- **Task description**
From the records below, return every line containing the word "data".

- **Materials provided**
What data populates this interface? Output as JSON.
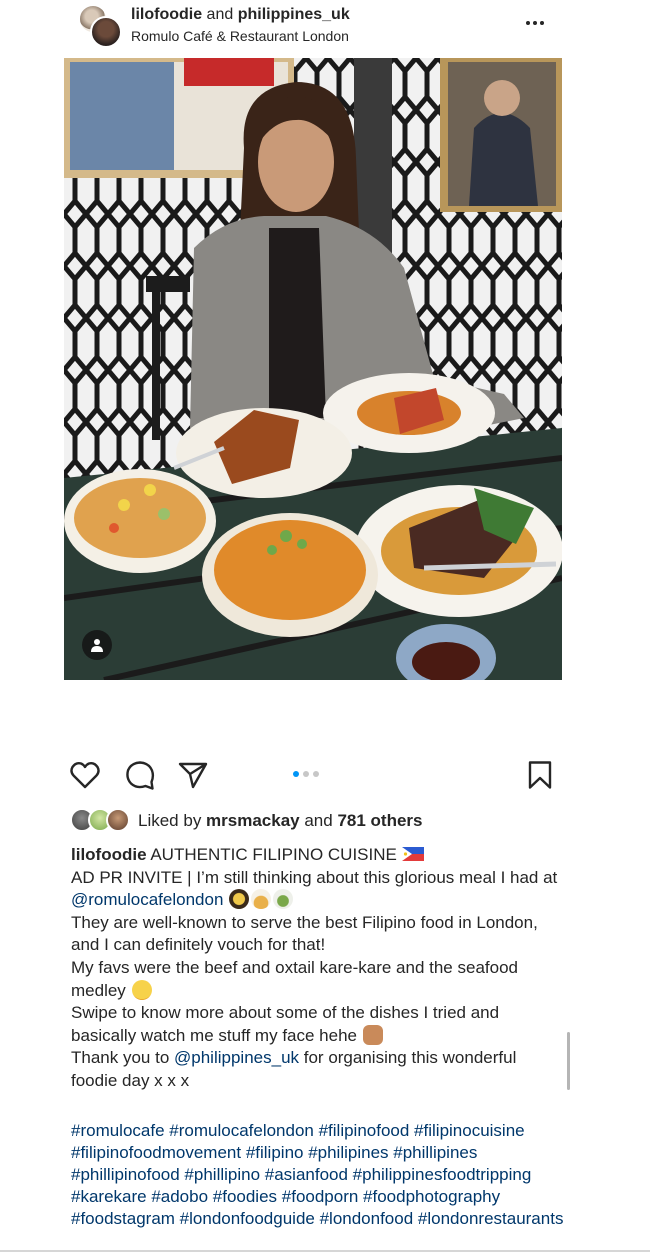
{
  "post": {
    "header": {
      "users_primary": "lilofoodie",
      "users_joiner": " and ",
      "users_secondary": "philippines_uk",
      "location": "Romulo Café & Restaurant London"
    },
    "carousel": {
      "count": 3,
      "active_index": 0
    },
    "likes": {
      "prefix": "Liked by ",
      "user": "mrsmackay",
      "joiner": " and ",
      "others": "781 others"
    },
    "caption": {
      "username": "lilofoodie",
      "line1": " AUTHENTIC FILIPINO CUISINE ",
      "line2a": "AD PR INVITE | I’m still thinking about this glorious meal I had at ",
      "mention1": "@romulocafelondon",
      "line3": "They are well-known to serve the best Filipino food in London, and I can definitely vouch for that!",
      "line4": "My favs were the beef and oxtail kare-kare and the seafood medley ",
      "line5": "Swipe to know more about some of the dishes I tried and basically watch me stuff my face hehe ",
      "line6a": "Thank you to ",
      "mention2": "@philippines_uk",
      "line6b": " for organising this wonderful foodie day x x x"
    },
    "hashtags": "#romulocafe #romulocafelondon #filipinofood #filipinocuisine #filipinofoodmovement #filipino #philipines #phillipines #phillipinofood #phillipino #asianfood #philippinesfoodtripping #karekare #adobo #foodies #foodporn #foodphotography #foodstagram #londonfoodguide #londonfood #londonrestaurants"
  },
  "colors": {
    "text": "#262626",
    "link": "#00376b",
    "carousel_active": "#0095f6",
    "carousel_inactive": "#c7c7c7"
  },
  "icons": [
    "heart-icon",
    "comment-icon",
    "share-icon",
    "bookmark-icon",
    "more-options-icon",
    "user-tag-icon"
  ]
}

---

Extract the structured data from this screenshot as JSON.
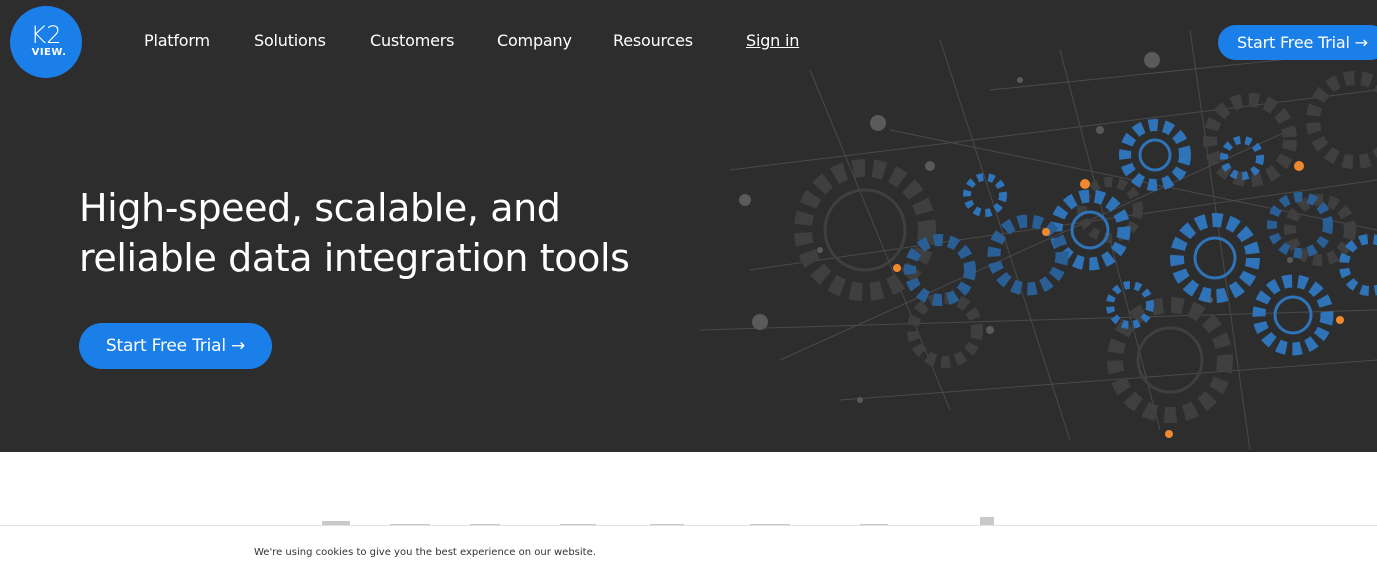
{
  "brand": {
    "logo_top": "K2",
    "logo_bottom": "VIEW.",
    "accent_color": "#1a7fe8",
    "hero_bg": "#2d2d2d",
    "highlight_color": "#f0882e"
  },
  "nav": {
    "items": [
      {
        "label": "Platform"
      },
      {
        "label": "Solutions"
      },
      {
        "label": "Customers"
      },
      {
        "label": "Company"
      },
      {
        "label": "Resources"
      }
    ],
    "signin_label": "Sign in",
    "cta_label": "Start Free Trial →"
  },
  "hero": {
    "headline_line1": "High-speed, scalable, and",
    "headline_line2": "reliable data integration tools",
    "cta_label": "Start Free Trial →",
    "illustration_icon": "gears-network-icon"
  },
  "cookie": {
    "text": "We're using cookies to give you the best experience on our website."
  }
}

- **Result of this task**
What data populates this interface? Output as JSON.
Extract the structured data from this screenshot as JSON.
    "headline_line2": "reliable data integration tools",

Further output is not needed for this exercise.